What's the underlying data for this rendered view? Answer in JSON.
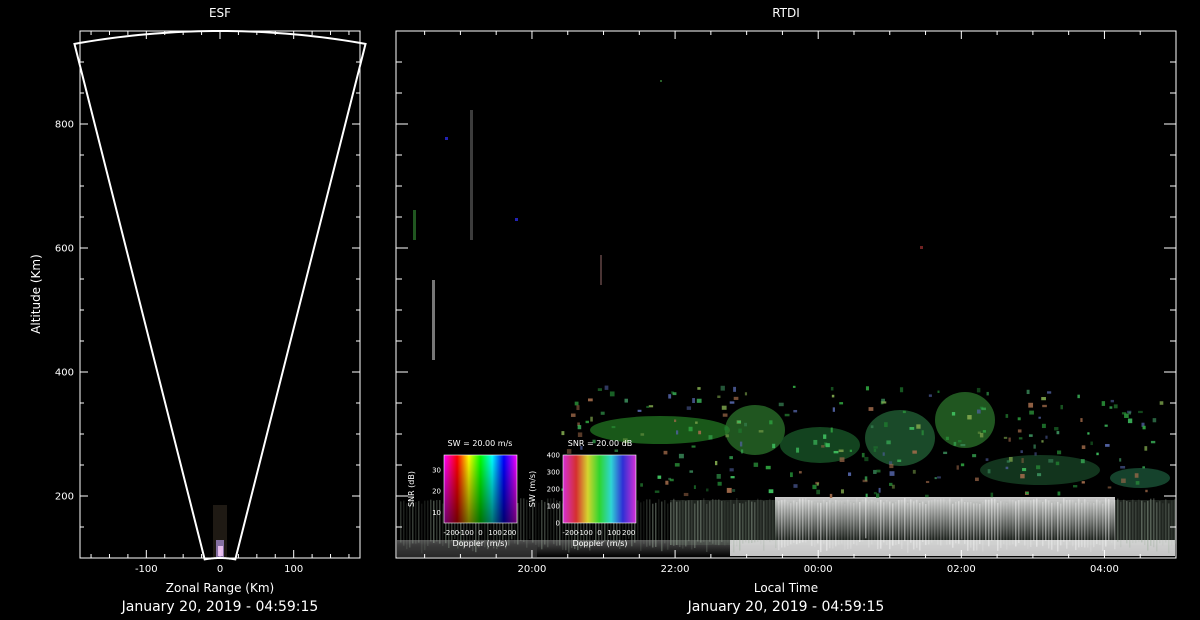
{
  "esf": {
    "title": "ESF",
    "xlabel": "Zonal Range (Km)",
    "ylabel": "Altitude (Km)",
    "date": "January 20, 2019 - 04:59:15"
  },
  "rtdi": {
    "title": "RTDI",
    "xlabel": "Local Time",
    "date": "January 20, 2019 - 04:59:15"
  },
  "legend_sw": {
    "title": "SW = 20.00 m/s",
    "ylabel": "SNR (dB)",
    "xlabel": "Doppler (m/s)"
  },
  "legend_snr": {
    "title": "SNR = 20.00 dB",
    "ylabel": "SW (m/s)",
    "xlabel": "Doppler (m/s)"
  },
  "chart_data": [
    {
      "type": "scatter",
      "title": "ESF",
      "xlabel": "Zonal Range (Km)",
      "ylabel": "Altitude (Km)",
      "xlim": [
        -190,
        190
      ],
      "ylim": [
        100,
        950
      ],
      "x_ticks": [
        -100,
        0,
        100
      ],
      "y_ticks": [
        200,
        400,
        600,
        800
      ],
      "beam_half_angle_deg": 12
    },
    {
      "type": "heatmap",
      "title": "RTDI",
      "xlabel": "Local Time",
      "ylabel": "",
      "xlim_hours": [
        18.1,
        29.0
      ],
      "ylim": [
        100,
        950
      ],
      "x_ticks": [
        "20:00",
        "22:00",
        "00:00",
        "02:00",
        "04:00"
      ],
      "x_tick_hours": [
        20,
        22,
        24,
        26,
        28
      ],
      "y_ticks": [
        200,
        400,
        600,
        800
      ]
    },
    {
      "type": "heatmap",
      "title": "SW = 20.00 m/s",
      "xlabel": "Doppler (m/s)",
      "ylabel": "SNR (dB)",
      "xlim": [
        -250,
        250
      ],
      "ylim": [
        5,
        37
      ],
      "x_ticks": [
        "-200",
        "-100",
        "0",
        "100",
        "200"
      ],
      "y_ticks": [
        10,
        20,
        30
      ]
    },
    {
      "type": "heatmap",
      "title": "SNR = 20.00 dB",
      "xlabel": "Doppler (m/s)",
      "ylabel": "SW (m/s)",
      "xlim": [
        -250,
        250
      ],
      "ylim": [
        0,
        400
      ],
      "x_ticks": [
        "-200",
        "-100",
        "0",
        "100",
        "200"
      ],
      "y_ticks": [
        0,
        100,
        200,
        300,
        400
      ]
    }
  ]
}
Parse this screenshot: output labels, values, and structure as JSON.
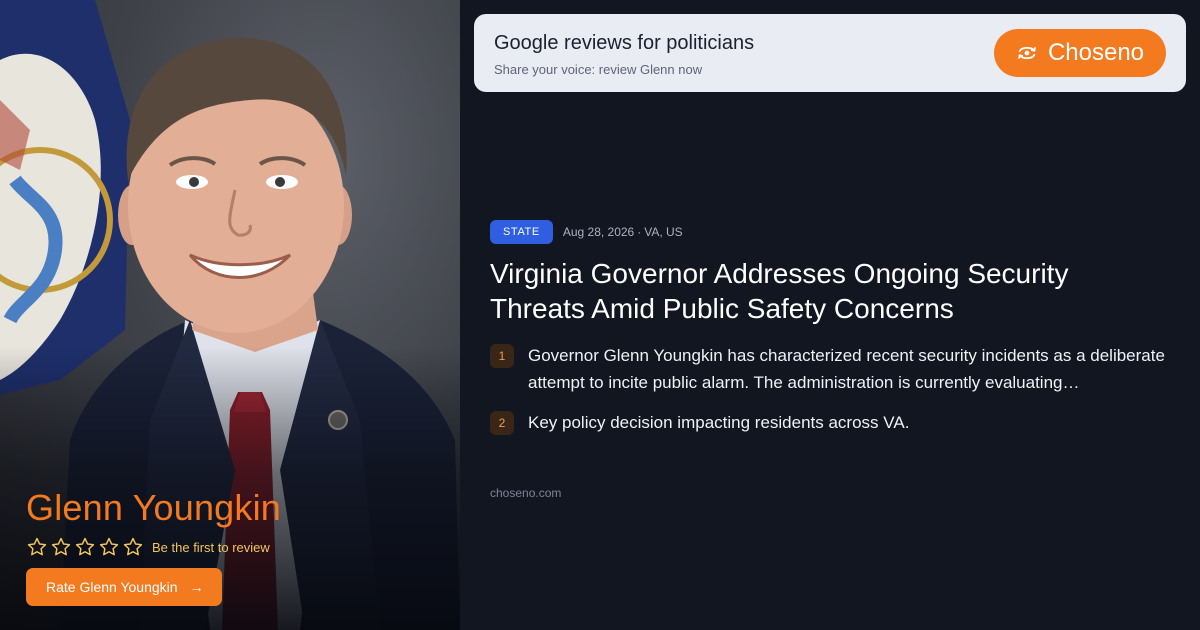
{
  "person": {
    "name": "Glenn Youngkin",
    "stars_filled": 0,
    "stars_total": 5,
    "rating_prompt": "Be the first to review",
    "rate_button_label": "Rate Glenn Youngkin",
    "rate_button_icon": "arrow-right-icon"
  },
  "banner": {
    "title": "Google reviews for politicians",
    "subtitle": "Share your voice: review Glenn now",
    "brand_label": "Choseno",
    "brand_icon": "eye-rotate-icon"
  },
  "article": {
    "category": "STATE",
    "date": "Aug 28, 2026",
    "separator": "·",
    "location": "VA, US",
    "headline": "Virginia Governor Addresses Ongoing Security Threats Amid Public Safety Concerns",
    "points": [
      {
        "number": "1",
        "text": "Governor Glenn Youngkin has characterized recent security incidents as a deliberate attempt to incite public alarm. The administration is currently evaluating…"
      },
      {
        "number": "2",
        "text": "Key policy decision impacting residents across VA."
      }
    ],
    "source": "choseno.com"
  },
  "colors": {
    "accent": "#f47a20",
    "badge": "#2f5fe0",
    "background": "#121621",
    "banner": "#e9ecf2",
    "star_outline": "#f4c65a"
  }
}
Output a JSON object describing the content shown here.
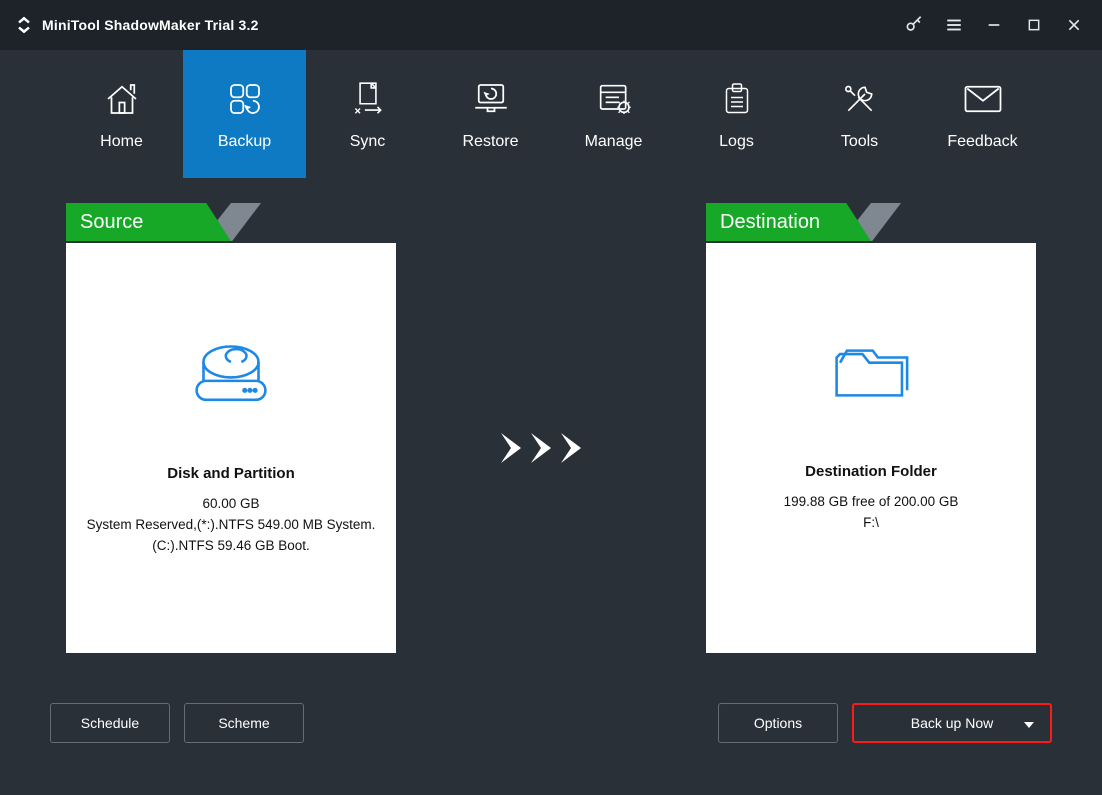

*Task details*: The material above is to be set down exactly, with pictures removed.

*Reply*:
What's the underlying data for this rendered view? Answer in JSON.
{
  "esf": {
    "title": "ESF",
    "xlabel": "Zonal Range (Km)",
    "ylabel": "Altitude (Km)",
    "date": "January 20, 2019 - 04:59:15"
  },
  "rtdi": {
    "title": "RTDI",
    "xlabel": "Local Time",
    "date": "January 20, 2019 - 04:59:15"
  },
  "legend_sw": {
    "title": "SW = 20.00 m/s",
    "ylabel": "SNR (dB)",
    "xlabel": "Doppler (m/s)"
  },
  "legend_snr": {
    "title": "SNR = 20.00 dB",
    "ylabel": "SW (m/s)",
    "xlabel": "Doppler (m/s)"
  },
  "chart_data": [
    {
      "type": "scatter",
      "title": "ESF",
      "xlabel": "Zonal Range (Km)",
      "ylabel": "Altitude (Km)",
      "xlim": [
        -190,
        190
      ],
      "ylim": [
        100,
        950
      ],
      "x_ticks": [
        -100,
        0,
        100
      ],
      "y_ticks": [
        200,
        400,
        600,
        800
      ],
      "beam_half_angle_deg": 12
    },
    {
      "type": "heatmap",
      "title": "RTDI",
      "xlabel": "Local Time",
      "ylabel": "",
      "xlim_hours": [
        18.1,
        29.0
      ],
      "ylim": [
        100,
        950
      ],
      "x_ticks": [
        "20:00",
        "22:00",
        "00:00",
        "02:00",
        "04:00"
      ],
      "x_tick_hours": [
        20,
        22,
        24,
        26,
        28
      ],
      "y_ticks": [
        200,
        400,
        600,
        800
      ]
    },
    {
      "type": "heatmap",
      "title": "SW = 20.00 m/s",
      "xlabel": "Doppler (m/s)",
      "ylabel": "SNR (dB)",
      "xlim": [
        -250,
        250
      ],
      "ylim": [
        5,
        37
      ],
      "x_ticks": [
        "-200",
        "-100",
        "0",
        "100",
        "200"
      ],
      "y_ticks": [
        10,
        20,
        30
      ]
    },
    {
      "type": "heatmap",
      "title": "SNR = 20.00 dB",
      "xlabel": "Doppler (m/s)",
      "ylabel": "SW (m/s)",
      "xlim": [
        -250,
        250
      ],
      "ylim": [
        0,
        400
      ],
      "x_ticks": [
        "-200",
        "-100",
        "0",
        "100",
        "200"
      ],
      "y_ticks": [
        0,
        100,
        200,
        300,
        400
      ]
    }
  ]
}
Parse this screenshot: output labels, values, and structure as JSON.
{
  "person": {
    "name": "Glenn Youngkin",
    "stars_filled": 0,
    "stars_total": 5,
    "rating_prompt": "Be the first to review",
    "rate_button_label": "Rate Glenn Youngkin",
    "rate_button_icon": "arrow-right-icon"
  },
  "banner": {
    "title": "Google reviews for politicians",
    "subtitle": "Share your voice: review Glenn now",
    "brand_label": "Choseno",
    "brand_icon": "eye-rotate-icon"
  },
  "article": {
    "category": "STATE",
    "date": "Aug 28, 2026",
    "separator": "·",
    "location": "VA, US",
    "headline": "Virginia Governor Addresses Ongoing Security Threats Amid Public Safety Concerns",
    "points": [
      {
        "number": "1",
        "text": "Governor Glenn Youngkin has characterized recent security incidents as a deliberate attempt to incite public alarm. The administration is currently evaluating…"
      },
      {
        "number": "2",
        "text": "Key policy decision impacting residents across VA."
      }
    ],
    "source": "choseno.com"
  },
  "colors": {
    "accent": "#f47a20",
    "badge": "#2f5fe0",
    "background": "#121621",
    "banner": "#e9ecf2",
    "star_outline": "#f4c65a"
  }
}
Output a JSON object describing the content shown here.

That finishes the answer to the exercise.